If you have friends or loved ones whose heart warms when the mercury freezes, the gift ideas below will help keep them warm, well-fed, and safe.
Unlike more technical adventures like climbing or whitewater kayaking, polar travel is largely walking and winter camping. Over my many arctic expeditions, I’ve learned that cold’s not bad, even when it’s so extreme that you can snuff out a match in a capful of gasoline. The key is having the right gear. If you’re poorly equipped, you may survive, but you suffer far more than you have to.
Gifts for winter adventurers
I wish the stuff below had been available when I was just starting out. It would have made those early journeys so much easier.
High-SPF sunscreens are common, but try tracking down comparably protective lip balm. La Roche-Posay’s Anthelios handles both high mountains and blazing summer Antarctic sunshine. An extreme lip balm for extreme environments. It’s a small gift, but one you can guarantee will get used.
Simple but effective wind protection for the face, OR’s classic Gorilla Balaclava has a removable nosepiece held on with Velcro. If you breathe out through the spacious nosepiece, goggles or sunglasses don’t fog up. In the evening, remove the icy nosepiece and lay it on the stove board as you melt water and cook. If you’re careful, turning the nosepiece over and over like a hot dog on a spit, you can dry it for the next day by the end of your cooking.
Most titanium cooking pots are tiny — like many freeze-dried meals, they don’t even serve one. But this two-litre Toaks model handles at least two big expedition appetites. The bail lets you hang it over an open fire, but the edge also grips a standard pot holder.
Light and fully waterproof — you can stand almost knee-deep in the ocean without leakage — these overboots allow you to handle varied arctic terrain without heavy boots. Light hikers can handle the dry stuff, then slip these on for boggy ground. The Adventurer model comes up the highest. Note that if you wear them all day, the inner footwear does get soggy from sweat. They’re made for on-and-off usage, not all-day mud slogs.
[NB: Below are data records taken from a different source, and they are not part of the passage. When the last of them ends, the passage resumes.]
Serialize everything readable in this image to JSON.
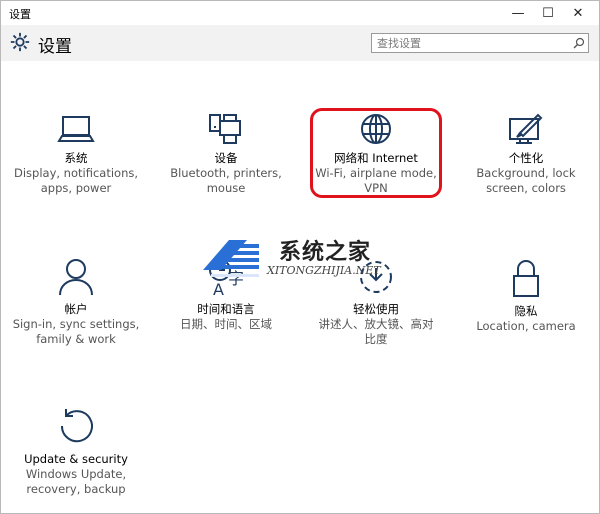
{
  "window": {
    "title": "设置",
    "controls": {
      "minimize": "—",
      "maximize": "☐",
      "close": "✕"
    }
  },
  "header": {
    "title": "设置",
    "search_placeholder": "查找设置"
  },
  "tiles": [
    {
      "id": "system",
      "icon": "laptop-icon",
      "title": "系统",
      "desc": [
        "Display, notifications,",
        "apps, power"
      ]
    },
    {
      "id": "devices",
      "icon": "printer-icon",
      "title": "设备",
      "desc": [
        "Bluetooth, printers,",
        "mouse"
      ]
    },
    {
      "id": "network",
      "icon": "globe-icon",
      "title": "网络和 Internet",
      "desc": [
        "Wi-Fi, airplane mode,",
        "VPN"
      ]
    },
    {
      "id": "personalization",
      "icon": "paint-icon",
      "title": "个性化",
      "desc": [
        "Background, lock",
        "screen, colors"
      ]
    },
    {
      "id": "accounts",
      "icon": "person-icon",
      "title": "帐户",
      "desc": [
        "Sign-in, sync settings,",
        "family & work"
      ]
    },
    {
      "id": "time-language",
      "icon": "time-language-icon",
      "title": "时间和语言",
      "desc": [
        "日期、时间、区域",
        ""
      ]
    },
    {
      "id": "ease-of-access",
      "icon": "ease-of-access-icon",
      "title": "轻松使用",
      "desc": [
        "讲述人、放大镜、高对",
        "比度"
      ]
    },
    {
      "id": "privacy",
      "icon": "lock-icon",
      "title": "隐私",
      "desc": [
        "Location, camera",
        ""
      ]
    },
    {
      "id": "update-security",
      "icon": "sync-icon",
      "title": "Update & security",
      "desc": [
        "Windows Update,",
        "recovery, backup"
      ]
    }
  ],
  "watermark": {
    "title": "系统之家",
    "subtitle": "XITONGZHIJIA.NET"
  },
  "colors": {
    "accent": "#1e3b5f",
    "highlight": "#e0121b",
    "header_bg": "#f2f2f2"
  }
}
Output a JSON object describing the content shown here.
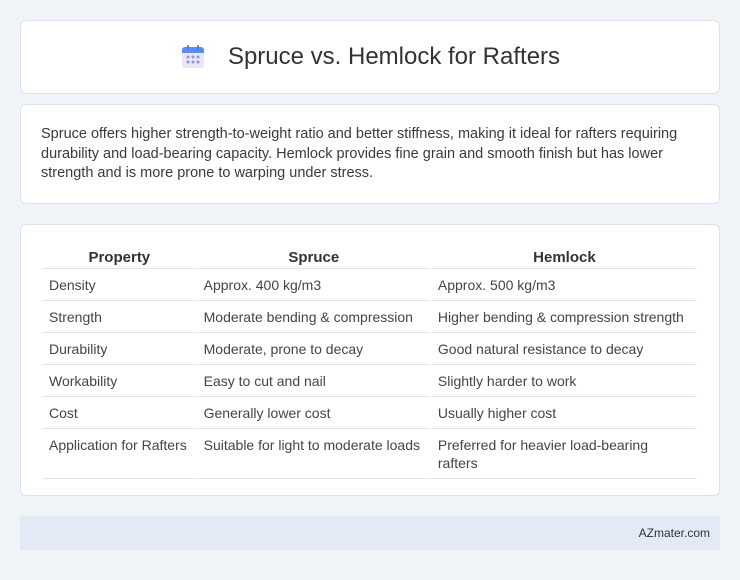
{
  "header": {
    "title": "Spruce vs. Hemlock for Rafters",
    "icon": "calendar-icon"
  },
  "summary": {
    "text": "Spruce offers higher strength-to-weight ratio and better stiffness, making it ideal for rafters requiring durability and load-bearing capacity. Hemlock provides fine grain and smooth finish but has lower strength and is more prone to warping under stress."
  },
  "table": {
    "headers": [
      "Property",
      "Spruce",
      "Hemlock"
    ],
    "rows": [
      [
        "Density",
        "Approx. 400 kg/m3",
        "Approx. 500 kg/m3"
      ],
      [
        "Strength",
        "Moderate bending & compression",
        "Higher bending & compression strength"
      ],
      [
        "Durability",
        "Moderate, prone to decay",
        "Good natural resistance to decay"
      ],
      [
        "Workability",
        "Easy to cut and nail",
        "Slightly harder to work"
      ],
      [
        "Cost",
        "Generally lower cost",
        "Usually higher cost"
      ],
      [
        "Application for Rafters",
        "Suitable for light to moderate loads",
        "Preferred for heavier load-bearing rafters"
      ]
    ]
  },
  "footer": {
    "brand": "AZmater.com"
  },
  "colors": {
    "page_background": "#f0f3f8",
    "card_background": "#ffffff",
    "footer_background": "#e3eaf6"
  }
}
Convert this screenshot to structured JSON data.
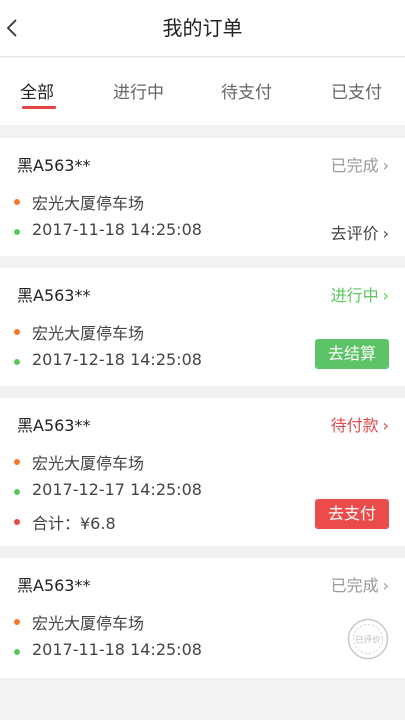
{
  "header": {
    "title": "我的订单"
  },
  "tabs": [
    {
      "label": "全部"
    },
    {
      "label": "进行中"
    },
    {
      "label": "待支付"
    },
    {
      "label": "已支付"
    }
  ],
  "orders": [
    {
      "plate": "黑A563**",
      "status": "已完成",
      "location": "宏光大厦停车场",
      "time": "2017-11-18   14:25:08",
      "action": "去评价"
    },
    {
      "plate": "黑A563**",
      "status": "进行中",
      "location": "宏光大厦停车场",
      "time": "2017-12-18   14:25:08",
      "action": "去结算"
    },
    {
      "plate": "黑A563**",
      "status": "待付款",
      "location": "宏光大厦停车场",
      "time": "2017-12-17   14:25:08",
      "total": "合计：¥6.8",
      "action": "去支付"
    },
    {
      "plate": "黑A563**",
      "status": "已完成",
      "location": "宏光大厦停车场",
      "time": "2017-11-18   14:25:08",
      "stamp": "已评价"
    }
  ],
  "colors": {
    "accent": "#e64545",
    "green": "#5cc85c",
    "orange": "#f07a2a",
    "red": "#ec4b4b",
    "gray": "#999999"
  }
}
Ski poles specifically for polar sled hauling are not easy to find. The Asnes Ingstad poles have all the right features: straps big enough to accommodate bulky mittens, solid powder baskets and sharp tips to give purchase on ice or slippery, wind-packed snow. The 7075 aluminum is more solid and easier to repair in the wilderness than carbon, too. It comes in lengths from 130-160cm.
For photography or fiddling, mitts that zip open without having to remove them from the ski pole straps are ideal. This Primaloft-insulated mitt allows you to wear thin or medium-thick liner gloves, giving both dexterity and warmth. The unzipped top folds back and stays down, thanks to a magnetic button. Get one size larger than suggested to accommodate a variety of interior gloves.
Another clever idea to keep hands warm in polar conditions, these polyester-insulated pogies attach to the ski poles, like those oversized versions on the handlebars of motorcycles in winter. Your gloved or mittened hand then slips out easily when dexterity is required to do up a zip or take a picture. When the task is complete, the hands retreat back inside these mini-sleeping bags.
Most high-intensity headlamps take proprietary batteries, which have such high amperage that they’re hard for a solar panel to recharge. Petzl’s Z2 is the brightest headlamp that I’m aware of that runs off AAs. Lower settings allow you to read, do tent chores, and conserve batteries. It’s also the model that Borge Ousland and Mike Horn used on their night journey across the Arctic Ocean. ‘Nuff said.
A downhill ski classic, these Julbo goggles also serve for polar adventures. The lens pops out a little away from the frame, allowing good ventilation and minimizing fog. In the teeth of a gale, keep wind and snow out by popping the lenses back flush with the frame. They also work great for backcountry skiing. We’ve tested them in Colorado and love the excellent lenses and ability to leave our sunglasses in the car on bluebird days.
You can tell a good expedition shell by its length and this classic Norwegian jacket easily covers the upper thighs, keeping the femoral arteries happy in frigid temps. The voluminous hood accommodates a helmet or other bulky headwear. It also includes a mount, if you choose to sew on a fur ruff. The inner lining includes two spacious mesh pockets.
About the Author
Jerry Kobalenko is the editor of ExplorersWeb. Canada’s premier arctic traveler, he is the author of The Horizontal Everest and Arctic Eden, and is currently working on a book about adventures in Labrador. In 2018, he was awarded the Polar Medal by the Governor General of Canada.